_Items from an interface collection_
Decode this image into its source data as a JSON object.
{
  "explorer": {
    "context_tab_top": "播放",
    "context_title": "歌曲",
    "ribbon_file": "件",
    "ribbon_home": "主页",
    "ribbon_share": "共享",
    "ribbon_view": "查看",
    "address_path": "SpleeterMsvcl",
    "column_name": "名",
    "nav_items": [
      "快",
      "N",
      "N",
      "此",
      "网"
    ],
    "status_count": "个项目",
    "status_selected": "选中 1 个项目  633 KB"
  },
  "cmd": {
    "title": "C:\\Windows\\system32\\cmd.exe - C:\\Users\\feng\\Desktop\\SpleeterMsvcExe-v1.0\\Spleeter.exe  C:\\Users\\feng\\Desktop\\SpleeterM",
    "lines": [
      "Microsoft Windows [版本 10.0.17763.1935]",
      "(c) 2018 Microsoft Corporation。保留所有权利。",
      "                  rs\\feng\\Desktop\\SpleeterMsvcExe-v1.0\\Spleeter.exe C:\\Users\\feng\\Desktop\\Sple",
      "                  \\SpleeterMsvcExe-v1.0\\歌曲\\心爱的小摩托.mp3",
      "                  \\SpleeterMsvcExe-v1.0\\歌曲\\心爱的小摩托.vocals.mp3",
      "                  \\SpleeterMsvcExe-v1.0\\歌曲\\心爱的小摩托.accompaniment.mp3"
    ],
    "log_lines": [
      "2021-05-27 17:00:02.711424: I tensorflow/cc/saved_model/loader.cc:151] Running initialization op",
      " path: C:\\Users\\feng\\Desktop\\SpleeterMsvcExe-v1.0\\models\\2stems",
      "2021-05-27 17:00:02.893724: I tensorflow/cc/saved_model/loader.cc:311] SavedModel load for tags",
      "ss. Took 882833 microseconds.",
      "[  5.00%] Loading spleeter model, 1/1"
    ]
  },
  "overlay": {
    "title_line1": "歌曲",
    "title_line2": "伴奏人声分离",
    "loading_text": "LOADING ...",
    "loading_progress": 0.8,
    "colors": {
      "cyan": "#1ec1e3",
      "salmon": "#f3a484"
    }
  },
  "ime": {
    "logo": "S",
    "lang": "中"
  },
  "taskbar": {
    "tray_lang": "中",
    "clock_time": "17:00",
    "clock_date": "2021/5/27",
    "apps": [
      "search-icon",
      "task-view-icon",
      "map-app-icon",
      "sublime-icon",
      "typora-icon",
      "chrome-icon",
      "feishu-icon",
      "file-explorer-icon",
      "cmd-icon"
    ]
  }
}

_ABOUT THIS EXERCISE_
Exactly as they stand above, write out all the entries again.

_RESULT FOR THIS TASK_
Decode this image into its source data as a JSON object.
{
  "explorer": {
    "context_tab_top": "播放",
    "context_title": "歌曲",
    "ribbon_file": "件",
    "ribbon_home": "主页",
    "ribbon_share": "共享",
    "ribbon_view": "查看",
    "address_path": "SpleeterMsvcl",
    "column_name": "名",
    "nav_items": [
      "快",
      "N",
      "N",
      "此",
      "网"
    ],
    "status_count": "个项目",
    "status_selected": "选中 1 个项目  633 KB"
  },
  "cmd": {
    "title": "C:\\Windows\\system32\\cmd.exe - C:\\Users\\feng\\Desktop\\SpleeterMsvcExe-v1.0\\Spleeter.exe  C:\\Users\\feng\\Desktop\\SpleeterM",
    "lines": [
      "Microsoft Windows [版本 10.0.17763.1935]",
      "(c) 2018 Microsoft Corporation。保留所有权利。",
      "                  rs\\feng\\Desktop\\SpleeterMsvcExe-v1.0\\Spleeter.exe C:\\Users\\feng\\Desktop\\Sple",
      "                  \\SpleeterMsvcExe-v1.0\\歌曲\\心爱的小摩托.mp3",
      "                  \\SpleeterMsvcExe-v1.0\\歌曲\\心爱的小摩托.vocals.mp3",
      "                  \\SpleeterMsvcExe-v1.0\\歌曲\\心爱的小摩托.accompaniment.mp3"
    ],
    "log_lines": [
      "2021-05-27 17:00:02.711424: I tensorflow/cc/saved_model/loader.cc:151] Running initialization op",
      " path: C:\\Users\\feng\\Desktop\\SpleeterMsvcExe-v1.0\\models\\2stems",
      "2021-05-27 17:00:02.893724: I tensorflow/cc/saved_model/loader.cc:311] SavedModel load for tags",
      "ss. Took 882833 microseconds.",
      "[  5.00%] Loading spleeter model, 1/1"
    ]
  },
  "overlay": {
    "title_line1": "歌曲",
    "title_line2": "伴奏人声分离",
    "loading_text": "LOADING ...",
    "loading_progress": 0.8,
    "colors": {
      "cyan": "#1ec1e3",
      "salmon": "#f3a484"
    }
  },
  "ime": {
    "logo": "S",
    "lang": "中"
  },
  "taskbar": {
    "tray_lang": "中",
    "clock_time": "17:00",
    "clock_date": "2021/5/27",
    "apps": [
      "search-icon",
      "task-view-icon",
      "map-app-icon",
      "sublime-icon",
      "typora-icon",
      "chrome-icon",
      "feishu-icon",
      "file-explorer-icon",
      "cmd-icon"
    ]
  }
}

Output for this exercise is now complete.